__The data__.
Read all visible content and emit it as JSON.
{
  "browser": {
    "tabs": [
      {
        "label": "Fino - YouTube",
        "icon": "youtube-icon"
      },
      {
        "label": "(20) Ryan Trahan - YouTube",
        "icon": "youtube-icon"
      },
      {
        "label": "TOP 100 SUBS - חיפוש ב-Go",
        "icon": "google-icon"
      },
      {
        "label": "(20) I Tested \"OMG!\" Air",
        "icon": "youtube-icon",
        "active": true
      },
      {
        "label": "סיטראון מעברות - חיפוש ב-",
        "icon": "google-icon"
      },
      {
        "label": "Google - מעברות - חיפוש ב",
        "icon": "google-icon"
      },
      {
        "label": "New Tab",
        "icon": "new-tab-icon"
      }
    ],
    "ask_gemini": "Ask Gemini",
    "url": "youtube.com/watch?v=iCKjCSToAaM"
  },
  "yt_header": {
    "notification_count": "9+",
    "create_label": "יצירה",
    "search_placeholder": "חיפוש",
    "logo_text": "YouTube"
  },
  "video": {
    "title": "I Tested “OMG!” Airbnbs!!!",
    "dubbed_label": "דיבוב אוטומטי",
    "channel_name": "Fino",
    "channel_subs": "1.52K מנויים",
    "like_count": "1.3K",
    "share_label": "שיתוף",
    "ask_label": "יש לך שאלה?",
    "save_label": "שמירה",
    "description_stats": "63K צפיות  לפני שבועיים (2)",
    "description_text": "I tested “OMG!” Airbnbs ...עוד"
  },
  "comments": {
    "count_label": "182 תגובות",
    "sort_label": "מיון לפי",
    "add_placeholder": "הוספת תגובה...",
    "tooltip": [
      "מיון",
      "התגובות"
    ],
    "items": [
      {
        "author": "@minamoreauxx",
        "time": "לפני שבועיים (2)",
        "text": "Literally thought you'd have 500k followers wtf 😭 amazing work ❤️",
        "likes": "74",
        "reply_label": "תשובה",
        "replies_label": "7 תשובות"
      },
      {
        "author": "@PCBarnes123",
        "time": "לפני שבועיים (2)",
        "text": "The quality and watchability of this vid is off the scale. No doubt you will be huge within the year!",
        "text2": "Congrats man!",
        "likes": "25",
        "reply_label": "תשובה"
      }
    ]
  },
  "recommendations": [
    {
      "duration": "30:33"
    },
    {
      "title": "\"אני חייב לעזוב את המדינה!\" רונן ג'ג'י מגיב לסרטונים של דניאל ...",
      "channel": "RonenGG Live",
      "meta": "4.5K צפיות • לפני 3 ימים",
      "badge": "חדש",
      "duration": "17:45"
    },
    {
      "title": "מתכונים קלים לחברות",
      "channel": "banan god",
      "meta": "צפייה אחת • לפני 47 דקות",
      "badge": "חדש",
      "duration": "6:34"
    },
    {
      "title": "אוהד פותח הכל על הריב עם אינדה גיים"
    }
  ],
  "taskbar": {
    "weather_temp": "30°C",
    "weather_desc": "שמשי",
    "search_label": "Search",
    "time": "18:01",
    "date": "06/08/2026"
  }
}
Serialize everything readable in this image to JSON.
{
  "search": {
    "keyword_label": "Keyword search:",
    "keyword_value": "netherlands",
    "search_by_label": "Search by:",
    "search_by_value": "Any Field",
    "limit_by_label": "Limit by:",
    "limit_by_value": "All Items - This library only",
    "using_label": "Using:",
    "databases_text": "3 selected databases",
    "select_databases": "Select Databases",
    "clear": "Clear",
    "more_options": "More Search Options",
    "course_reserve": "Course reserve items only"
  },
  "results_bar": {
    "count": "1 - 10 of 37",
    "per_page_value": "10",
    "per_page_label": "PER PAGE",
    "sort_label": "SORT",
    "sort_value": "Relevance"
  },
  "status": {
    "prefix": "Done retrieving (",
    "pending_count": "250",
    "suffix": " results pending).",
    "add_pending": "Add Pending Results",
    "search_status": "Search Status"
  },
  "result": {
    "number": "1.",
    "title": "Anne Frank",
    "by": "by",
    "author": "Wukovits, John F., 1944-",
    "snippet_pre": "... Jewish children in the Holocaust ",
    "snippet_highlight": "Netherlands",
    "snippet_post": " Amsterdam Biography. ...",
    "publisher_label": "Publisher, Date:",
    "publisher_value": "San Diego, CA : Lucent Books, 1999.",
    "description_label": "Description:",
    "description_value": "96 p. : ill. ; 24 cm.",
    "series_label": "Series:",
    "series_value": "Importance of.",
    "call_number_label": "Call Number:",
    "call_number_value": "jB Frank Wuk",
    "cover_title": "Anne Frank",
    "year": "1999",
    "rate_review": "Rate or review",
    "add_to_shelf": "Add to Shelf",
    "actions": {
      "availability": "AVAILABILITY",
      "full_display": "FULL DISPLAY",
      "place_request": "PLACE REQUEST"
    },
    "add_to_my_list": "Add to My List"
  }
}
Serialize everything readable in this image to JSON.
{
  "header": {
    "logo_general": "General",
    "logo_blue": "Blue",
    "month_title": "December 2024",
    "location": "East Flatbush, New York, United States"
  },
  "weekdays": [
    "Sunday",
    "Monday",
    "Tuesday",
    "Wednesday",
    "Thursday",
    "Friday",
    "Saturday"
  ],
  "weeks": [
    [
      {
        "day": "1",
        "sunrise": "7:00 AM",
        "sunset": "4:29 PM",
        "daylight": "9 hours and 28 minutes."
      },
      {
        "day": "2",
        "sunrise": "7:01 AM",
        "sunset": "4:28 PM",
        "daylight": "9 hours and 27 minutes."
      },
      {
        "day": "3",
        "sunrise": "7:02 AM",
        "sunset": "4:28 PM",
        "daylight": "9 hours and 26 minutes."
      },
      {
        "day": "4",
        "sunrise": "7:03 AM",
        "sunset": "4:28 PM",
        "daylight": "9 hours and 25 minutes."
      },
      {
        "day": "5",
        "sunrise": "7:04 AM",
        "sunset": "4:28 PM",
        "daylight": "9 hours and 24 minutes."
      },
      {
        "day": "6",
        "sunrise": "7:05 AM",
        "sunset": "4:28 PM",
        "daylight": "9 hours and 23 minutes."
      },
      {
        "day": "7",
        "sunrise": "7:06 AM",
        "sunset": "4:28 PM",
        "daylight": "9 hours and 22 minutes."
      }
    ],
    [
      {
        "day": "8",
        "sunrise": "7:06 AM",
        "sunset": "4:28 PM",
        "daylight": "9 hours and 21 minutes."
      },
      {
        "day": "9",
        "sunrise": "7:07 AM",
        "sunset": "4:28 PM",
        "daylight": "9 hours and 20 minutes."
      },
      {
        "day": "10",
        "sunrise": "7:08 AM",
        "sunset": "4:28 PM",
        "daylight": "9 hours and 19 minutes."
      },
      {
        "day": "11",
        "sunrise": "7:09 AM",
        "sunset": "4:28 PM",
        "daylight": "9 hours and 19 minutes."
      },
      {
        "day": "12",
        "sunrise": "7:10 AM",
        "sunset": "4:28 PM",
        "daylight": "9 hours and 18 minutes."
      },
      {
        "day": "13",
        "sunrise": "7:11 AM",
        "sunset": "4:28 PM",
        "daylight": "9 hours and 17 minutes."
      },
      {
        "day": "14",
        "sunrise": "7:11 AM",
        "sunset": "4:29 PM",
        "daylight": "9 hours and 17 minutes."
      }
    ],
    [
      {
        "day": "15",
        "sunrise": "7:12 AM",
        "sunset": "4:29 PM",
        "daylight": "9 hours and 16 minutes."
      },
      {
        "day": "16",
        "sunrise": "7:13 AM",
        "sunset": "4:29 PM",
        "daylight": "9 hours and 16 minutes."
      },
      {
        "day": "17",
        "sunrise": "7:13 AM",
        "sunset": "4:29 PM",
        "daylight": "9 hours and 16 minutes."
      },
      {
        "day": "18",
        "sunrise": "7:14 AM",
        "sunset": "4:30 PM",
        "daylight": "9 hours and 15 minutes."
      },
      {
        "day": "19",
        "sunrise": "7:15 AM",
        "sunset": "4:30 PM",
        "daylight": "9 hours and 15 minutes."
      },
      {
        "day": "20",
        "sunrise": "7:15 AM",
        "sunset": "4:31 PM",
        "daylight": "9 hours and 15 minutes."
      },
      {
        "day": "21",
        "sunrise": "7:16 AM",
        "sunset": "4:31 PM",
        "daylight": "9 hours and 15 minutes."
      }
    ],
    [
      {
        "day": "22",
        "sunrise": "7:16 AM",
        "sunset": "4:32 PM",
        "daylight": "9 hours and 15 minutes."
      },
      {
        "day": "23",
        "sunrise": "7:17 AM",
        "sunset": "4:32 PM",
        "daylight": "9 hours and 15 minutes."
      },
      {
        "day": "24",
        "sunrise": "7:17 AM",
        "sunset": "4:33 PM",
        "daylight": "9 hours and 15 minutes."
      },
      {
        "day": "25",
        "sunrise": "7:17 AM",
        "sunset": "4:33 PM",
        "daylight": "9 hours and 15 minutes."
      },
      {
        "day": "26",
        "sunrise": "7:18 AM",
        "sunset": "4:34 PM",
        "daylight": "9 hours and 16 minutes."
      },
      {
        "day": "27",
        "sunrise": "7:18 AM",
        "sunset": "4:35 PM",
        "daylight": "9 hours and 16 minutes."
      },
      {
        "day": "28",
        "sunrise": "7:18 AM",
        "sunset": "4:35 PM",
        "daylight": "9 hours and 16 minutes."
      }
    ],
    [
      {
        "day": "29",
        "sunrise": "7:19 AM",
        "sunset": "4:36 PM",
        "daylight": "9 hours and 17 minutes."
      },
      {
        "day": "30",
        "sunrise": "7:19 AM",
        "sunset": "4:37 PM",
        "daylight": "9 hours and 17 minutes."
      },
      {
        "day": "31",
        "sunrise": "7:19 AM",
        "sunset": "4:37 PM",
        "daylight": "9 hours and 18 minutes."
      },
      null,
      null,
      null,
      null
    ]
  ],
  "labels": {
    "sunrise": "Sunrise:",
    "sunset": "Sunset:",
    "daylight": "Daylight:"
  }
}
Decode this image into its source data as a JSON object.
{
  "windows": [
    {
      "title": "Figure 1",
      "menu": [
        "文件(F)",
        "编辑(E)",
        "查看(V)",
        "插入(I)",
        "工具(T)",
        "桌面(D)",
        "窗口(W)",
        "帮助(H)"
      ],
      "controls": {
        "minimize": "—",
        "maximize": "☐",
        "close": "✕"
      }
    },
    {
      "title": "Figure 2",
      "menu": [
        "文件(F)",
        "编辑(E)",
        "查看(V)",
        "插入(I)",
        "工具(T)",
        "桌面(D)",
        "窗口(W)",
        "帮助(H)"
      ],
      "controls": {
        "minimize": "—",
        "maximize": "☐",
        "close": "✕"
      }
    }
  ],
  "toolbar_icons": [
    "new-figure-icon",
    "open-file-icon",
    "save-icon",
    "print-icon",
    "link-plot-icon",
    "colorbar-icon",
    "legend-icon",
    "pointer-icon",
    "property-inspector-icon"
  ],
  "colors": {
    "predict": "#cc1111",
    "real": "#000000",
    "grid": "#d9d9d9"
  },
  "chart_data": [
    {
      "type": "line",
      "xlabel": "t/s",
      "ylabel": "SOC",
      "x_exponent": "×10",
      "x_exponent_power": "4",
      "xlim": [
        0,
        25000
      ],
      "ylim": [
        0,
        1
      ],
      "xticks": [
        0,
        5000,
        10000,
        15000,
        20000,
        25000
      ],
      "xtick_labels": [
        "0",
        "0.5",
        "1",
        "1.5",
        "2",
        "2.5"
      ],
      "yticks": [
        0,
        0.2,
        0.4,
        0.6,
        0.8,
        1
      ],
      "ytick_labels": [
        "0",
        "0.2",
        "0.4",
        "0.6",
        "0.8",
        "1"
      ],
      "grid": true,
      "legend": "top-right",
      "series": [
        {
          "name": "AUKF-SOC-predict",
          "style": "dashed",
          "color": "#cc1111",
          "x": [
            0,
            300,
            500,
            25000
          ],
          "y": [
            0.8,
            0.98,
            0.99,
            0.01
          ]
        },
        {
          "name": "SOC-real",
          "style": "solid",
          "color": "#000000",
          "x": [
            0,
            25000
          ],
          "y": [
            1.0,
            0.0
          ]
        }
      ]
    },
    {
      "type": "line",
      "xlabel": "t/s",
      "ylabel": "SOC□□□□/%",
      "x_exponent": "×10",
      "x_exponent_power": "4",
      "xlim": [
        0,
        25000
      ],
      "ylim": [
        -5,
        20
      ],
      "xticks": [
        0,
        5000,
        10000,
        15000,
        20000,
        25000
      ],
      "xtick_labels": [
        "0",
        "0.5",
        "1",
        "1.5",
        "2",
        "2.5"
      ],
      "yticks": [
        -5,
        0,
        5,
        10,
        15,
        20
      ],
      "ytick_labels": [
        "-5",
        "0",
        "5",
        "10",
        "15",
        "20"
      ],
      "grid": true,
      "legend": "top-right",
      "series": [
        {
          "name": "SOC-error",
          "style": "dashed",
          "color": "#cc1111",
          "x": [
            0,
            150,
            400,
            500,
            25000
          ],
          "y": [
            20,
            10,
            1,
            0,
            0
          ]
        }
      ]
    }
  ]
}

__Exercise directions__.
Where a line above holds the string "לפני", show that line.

__Exercise result__.
    "description_stats": "63K צפיות  לפני שבועיים (2)",
        "time": "לפני שבועיים (2)",
        "time": "לפני שבועיים (2)",
      "meta": "4.5K צפיות • לפני 3 ימים",
      "meta": "צפייה אחת • לפני 47 דקות",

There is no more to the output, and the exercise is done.